Co-op CEO Richard Pennycook

There is tonnes of coverage for the Co-op’s annual results and new M&S CEO Steve Rowe’s first quarterly update to the City, with news of Sainsbury’s dumping brand match also getting a look in.

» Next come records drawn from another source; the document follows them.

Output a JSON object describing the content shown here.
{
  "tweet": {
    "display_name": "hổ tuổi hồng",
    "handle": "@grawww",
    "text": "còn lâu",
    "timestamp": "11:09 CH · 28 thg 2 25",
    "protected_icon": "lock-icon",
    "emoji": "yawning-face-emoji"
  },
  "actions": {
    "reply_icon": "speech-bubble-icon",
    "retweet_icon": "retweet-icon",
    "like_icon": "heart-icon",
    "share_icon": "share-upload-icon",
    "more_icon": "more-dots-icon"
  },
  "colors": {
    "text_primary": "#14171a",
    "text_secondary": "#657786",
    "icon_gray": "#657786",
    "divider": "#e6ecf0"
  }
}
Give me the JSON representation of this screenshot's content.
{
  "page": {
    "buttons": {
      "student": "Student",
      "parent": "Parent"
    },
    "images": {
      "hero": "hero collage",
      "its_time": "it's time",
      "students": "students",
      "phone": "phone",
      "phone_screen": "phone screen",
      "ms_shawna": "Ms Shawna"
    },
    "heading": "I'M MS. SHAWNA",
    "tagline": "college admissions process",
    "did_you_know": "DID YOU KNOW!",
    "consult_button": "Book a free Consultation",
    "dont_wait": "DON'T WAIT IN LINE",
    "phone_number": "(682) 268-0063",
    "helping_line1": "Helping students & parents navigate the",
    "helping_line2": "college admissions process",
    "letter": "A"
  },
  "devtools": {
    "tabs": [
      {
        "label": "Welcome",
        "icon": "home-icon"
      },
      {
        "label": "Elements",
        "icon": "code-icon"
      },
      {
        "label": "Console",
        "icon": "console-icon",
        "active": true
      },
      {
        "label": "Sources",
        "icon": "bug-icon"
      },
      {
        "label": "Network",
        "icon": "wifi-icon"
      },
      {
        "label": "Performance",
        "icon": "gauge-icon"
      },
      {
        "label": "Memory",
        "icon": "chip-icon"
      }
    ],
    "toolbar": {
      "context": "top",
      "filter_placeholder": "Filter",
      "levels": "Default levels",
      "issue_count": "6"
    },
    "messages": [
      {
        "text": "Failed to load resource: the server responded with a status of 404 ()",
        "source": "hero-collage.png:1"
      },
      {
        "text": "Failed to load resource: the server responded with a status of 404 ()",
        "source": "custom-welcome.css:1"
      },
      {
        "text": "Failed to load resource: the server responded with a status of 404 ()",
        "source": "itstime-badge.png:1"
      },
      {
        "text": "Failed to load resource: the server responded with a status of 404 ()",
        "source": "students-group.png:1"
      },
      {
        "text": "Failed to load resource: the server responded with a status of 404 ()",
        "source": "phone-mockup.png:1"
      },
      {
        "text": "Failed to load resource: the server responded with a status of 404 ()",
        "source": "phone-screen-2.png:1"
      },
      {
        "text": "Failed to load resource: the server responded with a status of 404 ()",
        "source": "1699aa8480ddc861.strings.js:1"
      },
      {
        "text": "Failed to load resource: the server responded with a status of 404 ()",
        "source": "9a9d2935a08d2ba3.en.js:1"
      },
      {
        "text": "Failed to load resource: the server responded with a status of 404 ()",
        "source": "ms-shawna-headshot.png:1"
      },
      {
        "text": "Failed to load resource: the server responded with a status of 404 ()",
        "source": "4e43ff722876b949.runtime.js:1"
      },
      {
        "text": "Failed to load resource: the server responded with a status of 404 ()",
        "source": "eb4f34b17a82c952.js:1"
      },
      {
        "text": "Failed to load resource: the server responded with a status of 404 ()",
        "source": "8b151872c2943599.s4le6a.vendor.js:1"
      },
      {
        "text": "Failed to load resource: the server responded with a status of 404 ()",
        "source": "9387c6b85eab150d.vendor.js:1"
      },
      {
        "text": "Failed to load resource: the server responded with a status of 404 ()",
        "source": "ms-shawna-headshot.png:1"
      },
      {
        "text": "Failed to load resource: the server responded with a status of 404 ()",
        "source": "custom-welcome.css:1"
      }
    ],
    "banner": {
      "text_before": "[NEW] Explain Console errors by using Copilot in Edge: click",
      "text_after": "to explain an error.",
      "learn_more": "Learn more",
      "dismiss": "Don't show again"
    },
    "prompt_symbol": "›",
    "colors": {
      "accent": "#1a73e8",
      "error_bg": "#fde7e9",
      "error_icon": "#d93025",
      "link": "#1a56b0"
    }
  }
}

The main focus for the Co-op is boss Richard Pennycook requesting a 60% pay cut as the mutual emerges from its crisis-stricken past, with his base salary dropping to £750,000 from £1.25m (The Telegraph) (The Financial Times) (The Independent). The Times notes the pain of the cut will be softened by his earnings of £3.6m in the 12 months to the beginning of January – and even with his reduced package he could still receive up to £1.2m a year if he hit all his performance targets. The Guardian pours cold water on the news, stating the “trumpeted” pay cut does not complete until 2017, with Pennycook still in line for more than £3m this year. The Financial Times’ Lex column jokingly says the move by Pennycook gives capitalism a bad name. “A chief executive, having completed a vital restructuring, blindsides his board with a demand for a totally different level of pay. This is the latest scandal at Co-operative Group, a mutual with £9bn in sales, from food to finance.”

The Guardian also notes the Co-op could bank an £82m windfall this autumn as it unwinds the travel joint venture it formed with Thomas Cook five years ago.

The fourth quarter update from Marks & Spencer arguably gains even more column inches than the Co-op. The Mail says the troubled retailer was kept afloat by food sales with new boss Steve Rowe pledging to make clothing his first priority. There is much focus in most articles on Rowe’s assessment of the performance of the long-suffering clothing division clothing division as “unsatisfactory” after posting another slump in sales (The Telegraph) (The Independent) (The Guardian). The FT writes Rowe found a surprising reason to be cheerful in his first week as chief executive of Marks and Spencer: “his company has performed so disappointingly, for so long, that poor trading conditions on the High Street are less likely to derail his recovery plan.” The Lombard column in the paper says Corbyn and Cameron could learn a thing or two from Steve Rowe who proved himself to be politically adept yesterday. The business blog in The Guardian says Rowe will need more than honesty about M&S’s underperformance to suceedd. “Rowe has made a good start. But it is only a start – it is not hard to knock a couple of pounds off a pair of leggings. M&S has been pledging to improve its clothing range for years and it hasn’t happened. The hard work starts now.” The paper writes in a separate column that M&S must pick a side: young and trendy or mature and affordable.

Finally, most papers pick up news that Sainsbury’s has pulled the plug on its brand match scheme to focus on everyday low prices (The Times) (The Mail) (The Independent) (The Telegraph).